▼

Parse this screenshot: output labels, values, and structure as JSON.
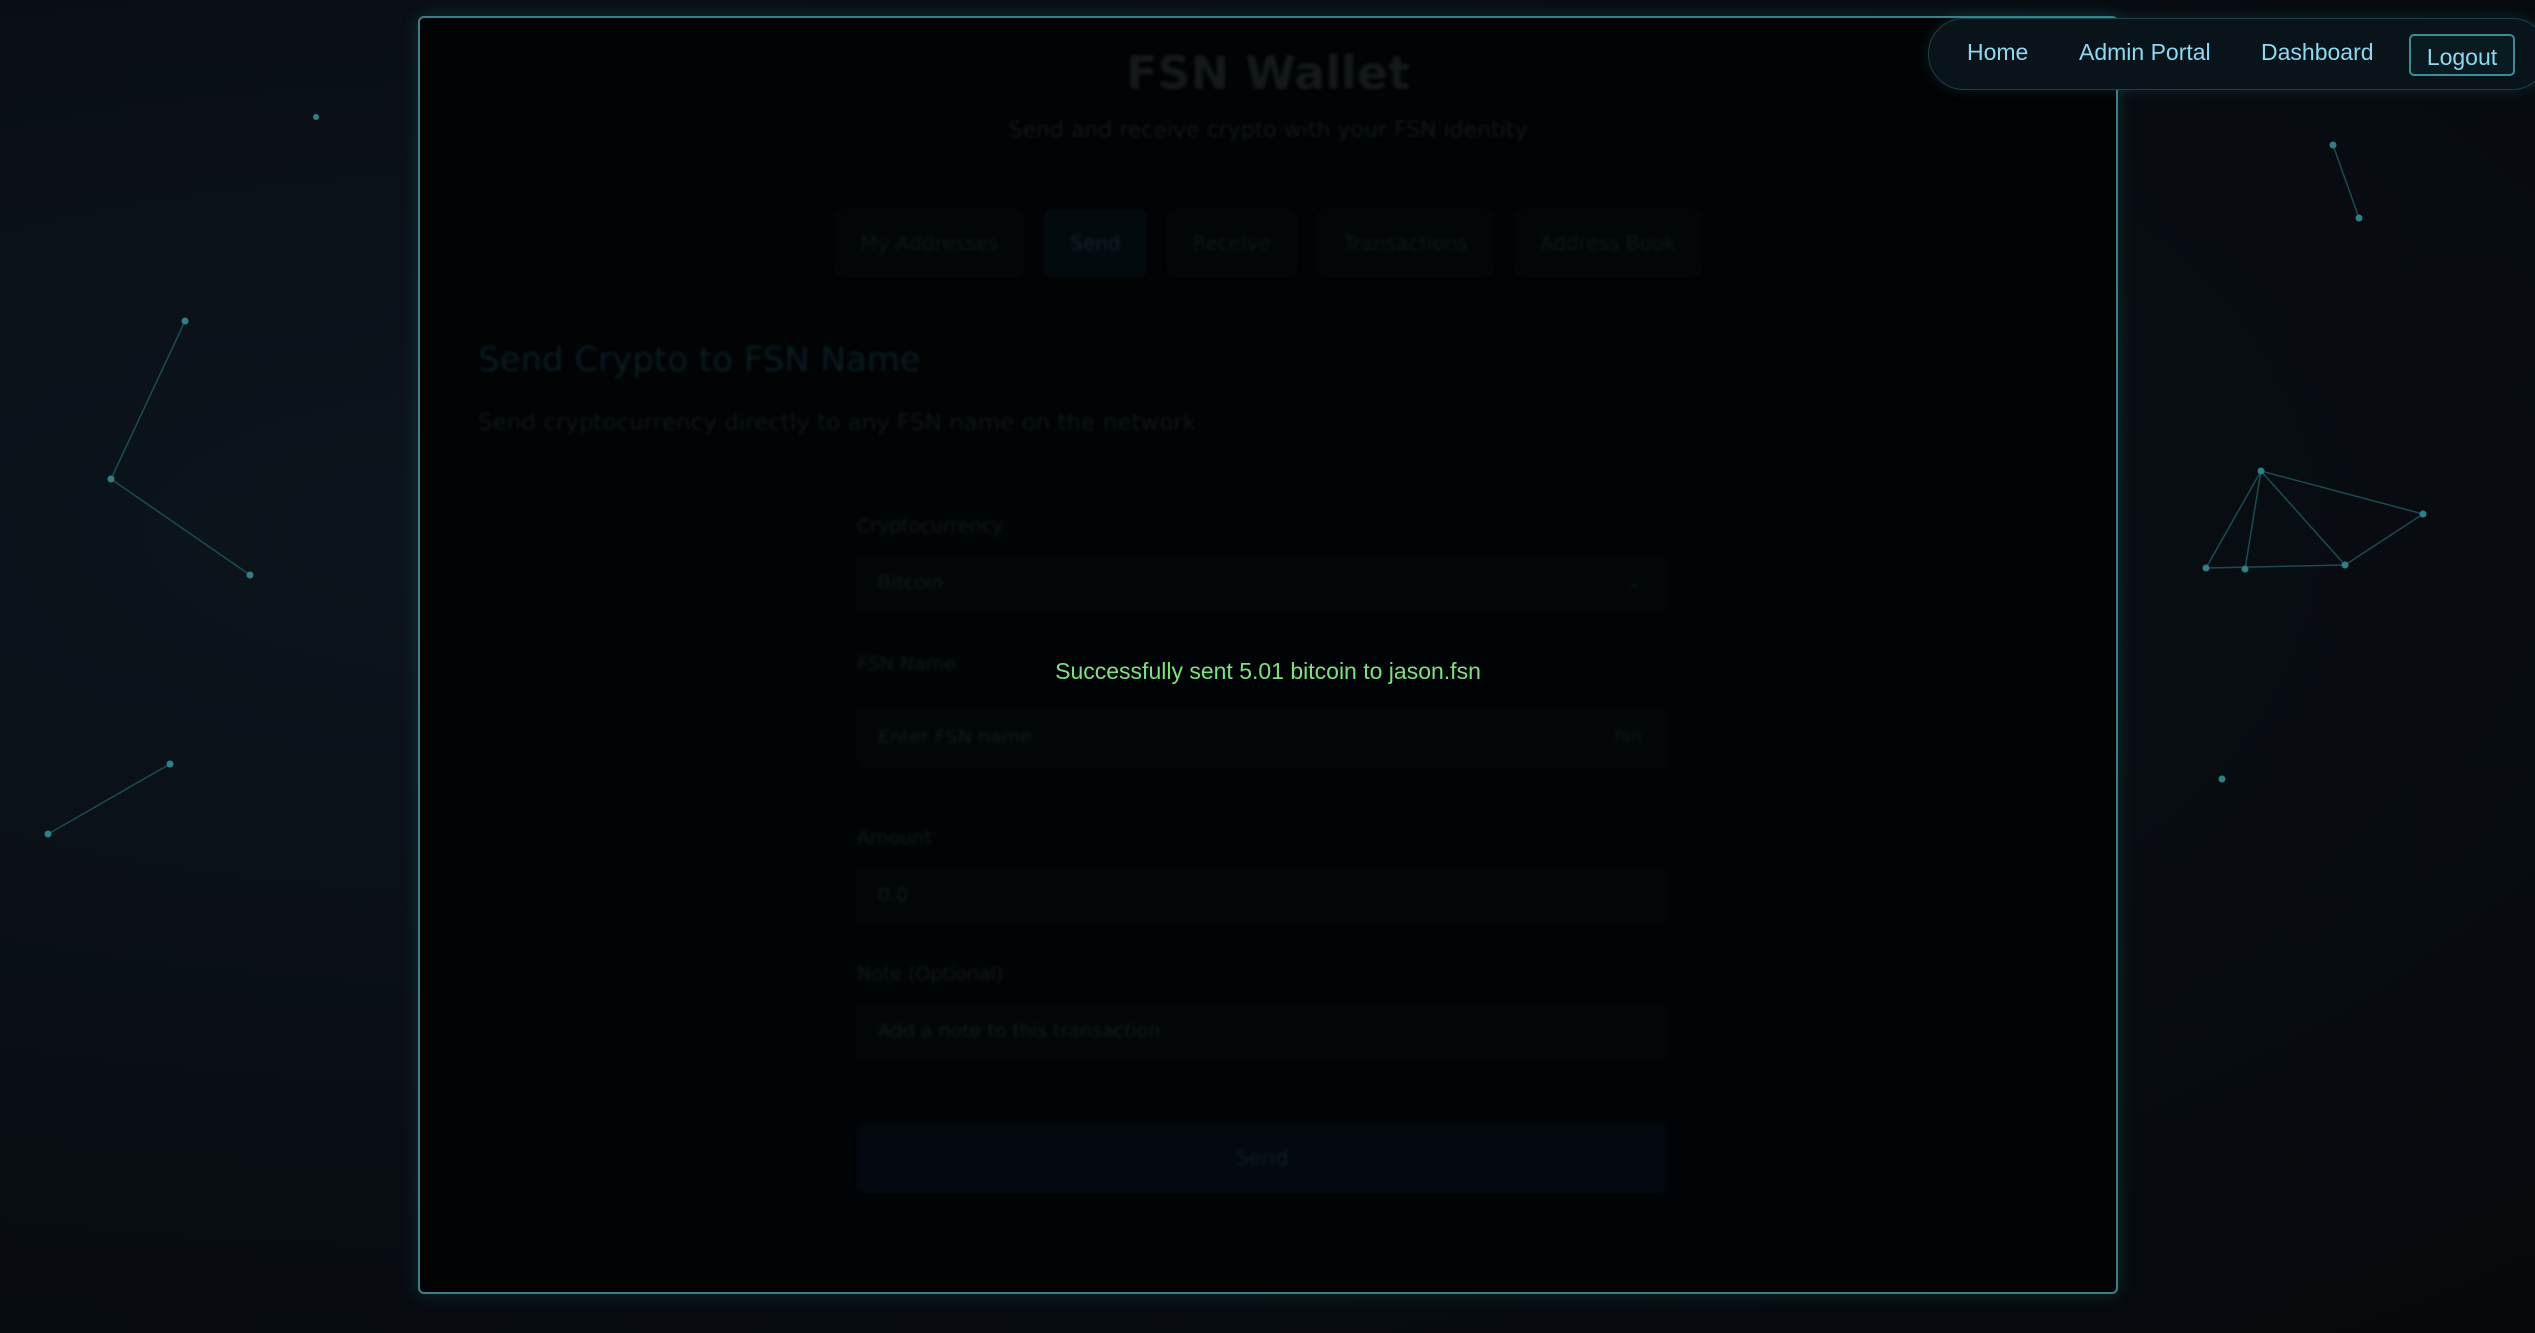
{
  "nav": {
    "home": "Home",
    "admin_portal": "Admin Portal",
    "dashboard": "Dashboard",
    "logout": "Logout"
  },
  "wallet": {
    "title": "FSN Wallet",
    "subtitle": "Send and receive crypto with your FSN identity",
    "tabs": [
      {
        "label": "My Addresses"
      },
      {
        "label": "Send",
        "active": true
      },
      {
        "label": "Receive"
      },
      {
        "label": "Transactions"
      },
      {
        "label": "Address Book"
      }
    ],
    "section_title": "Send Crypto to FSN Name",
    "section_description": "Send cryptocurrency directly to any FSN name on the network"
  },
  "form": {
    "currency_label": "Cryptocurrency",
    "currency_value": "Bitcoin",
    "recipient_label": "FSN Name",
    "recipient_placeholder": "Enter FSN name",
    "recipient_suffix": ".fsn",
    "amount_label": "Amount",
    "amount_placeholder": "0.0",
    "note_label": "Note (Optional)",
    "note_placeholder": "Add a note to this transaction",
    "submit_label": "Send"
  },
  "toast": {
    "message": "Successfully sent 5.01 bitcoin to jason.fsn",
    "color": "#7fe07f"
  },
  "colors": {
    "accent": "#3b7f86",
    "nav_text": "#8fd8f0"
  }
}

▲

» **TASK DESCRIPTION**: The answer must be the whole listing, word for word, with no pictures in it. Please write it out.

» **RESULT OF THE EXERCISE**:
Parse this screenshot: output labels, values, and structure as JSON.
{
  "nav": {
    "home": "Home",
    "admin_portal": "Admin Portal",
    "dashboard": "Dashboard",
    "logout": "Logout"
  },
  "wallet": {
    "title": "FSN Wallet",
    "subtitle": "Send and receive crypto with your FSN identity",
    "tabs": [
      {
        "label": "My Addresses"
      },
      {
        "label": "Send",
        "active": true
      },
      {
        "label": "Receive"
      },
      {
        "label": "Transactions"
      },
      {
        "label": "Address Book"
      }
    ],
    "section_title": "Send Crypto to FSN Name",
    "section_description": "Send cryptocurrency directly to any FSN name on the network"
  },
  "form": {
    "currency_label": "Cryptocurrency",
    "currency_value": "Bitcoin",
    "recipient_label": "FSN Name",
    "recipient_placeholder": "Enter FSN name",
    "recipient_suffix": ".fsn",
    "amount_label": "Amount",
    "amount_placeholder": "0.0",
    "note_label": "Note (Optional)",
    "note_placeholder": "Add a note to this transaction",
    "submit_label": "Send"
  },
  "toast": {
    "message": "Successfully sent 5.01 bitcoin to jason.fsn",
    "color": "#7fe07f"
  },
  "colors": {
    "accent": "#3b7f86",
    "nav_text": "#8fd8f0"
  }
}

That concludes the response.